**What you will do:** Find the lines below holding the word "title" and copy each of them.

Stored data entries
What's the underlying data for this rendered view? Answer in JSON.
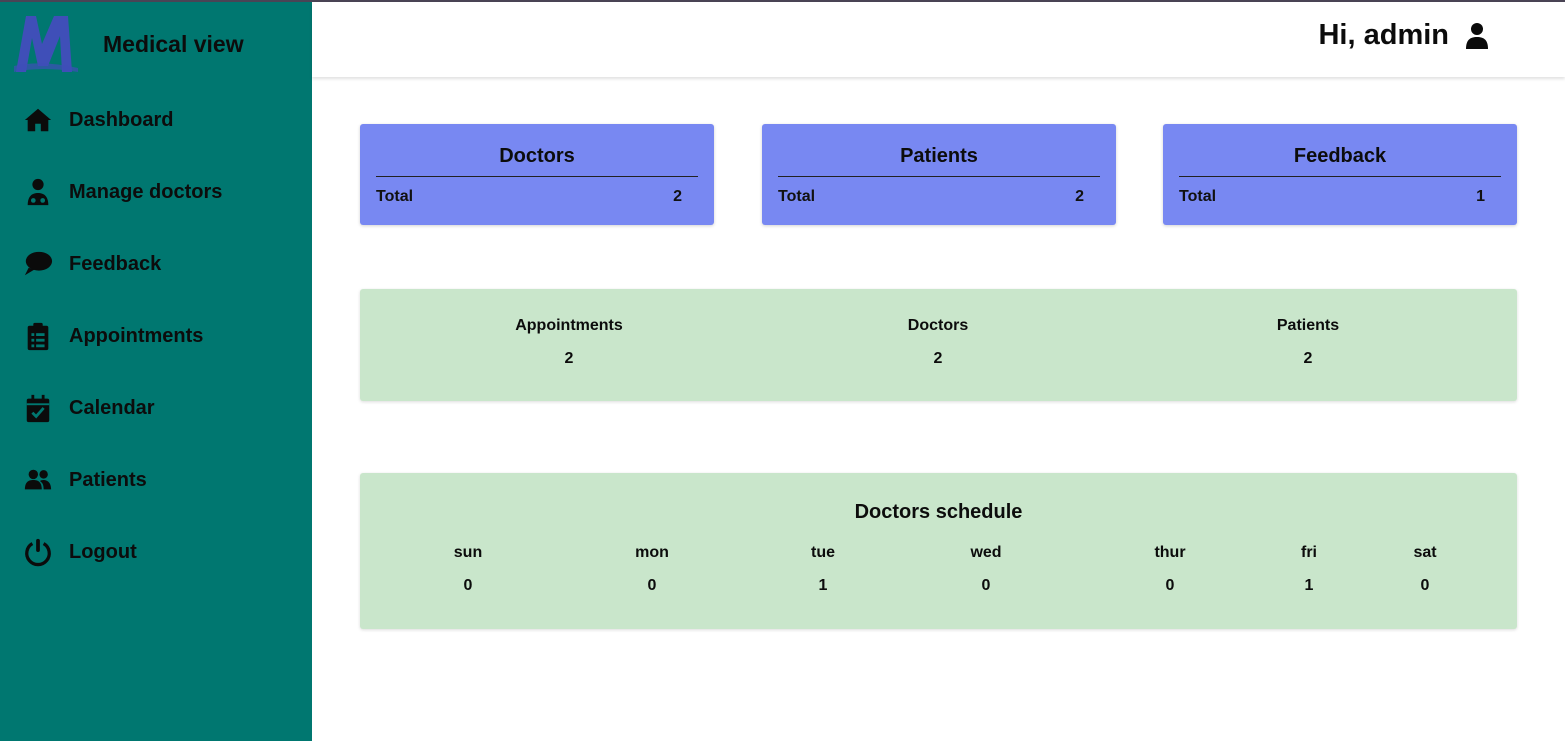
{
  "brand": {
    "title": "Medical view"
  },
  "sidebar": {
    "items": [
      {
        "label": "Dashboard",
        "icon": "home-icon"
      },
      {
        "label": "Manage doctors",
        "icon": "doctor-icon"
      },
      {
        "label": "Feedback",
        "icon": "comment-icon"
      },
      {
        "label": "Appointments",
        "icon": "clipboard-list-icon"
      },
      {
        "label": "Calendar",
        "icon": "calendar-check-icon"
      },
      {
        "label": "Patients",
        "icon": "users-icon"
      },
      {
        "label": "Logout",
        "icon": "power-icon"
      }
    ]
  },
  "header": {
    "greeting": "Hi, admin",
    "icon": "user-icon"
  },
  "cards": [
    {
      "title": "Doctors",
      "total_label": "Total",
      "total": "2"
    },
    {
      "title": "Patients",
      "total_label": "Total",
      "total": "2"
    },
    {
      "title": "Feedback",
      "total_label": "Total",
      "total": "1"
    }
  ],
  "summary": [
    {
      "label": "Appointments",
      "value": "2"
    },
    {
      "label": "Doctors",
      "value": "2"
    },
    {
      "label": "Patients",
      "value": "2"
    }
  ],
  "schedule": {
    "title": "Doctors schedule",
    "days": [
      {
        "label": "sun",
        "value": "0"
      },
      {
        "label": "mon",
        "value": "0"
      },
      {
        "label": "tue",
        "value": "1"
      },
      {
        "label": "wed",
        "value": "0"
      },
      {
        "label": "thur",
        "value": "0"
      },
      {
        "label": "fri",
        "value": "1"
      },
      {
        "label": "sat",
        "value": "0"
      }
    ]
  },
  "colors": {
    "sidebar": "#007770",
    "card": "#7888f2",
    "panel": "#c9e6cb",
    "logo": "#3f4fb8"
  }
}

**Solved exercise:**
    "title": "Medical view"
      "title": "Doctors",
      "title": "Patients",
      "title": "Feedback",
    "title": "Doctors schedule",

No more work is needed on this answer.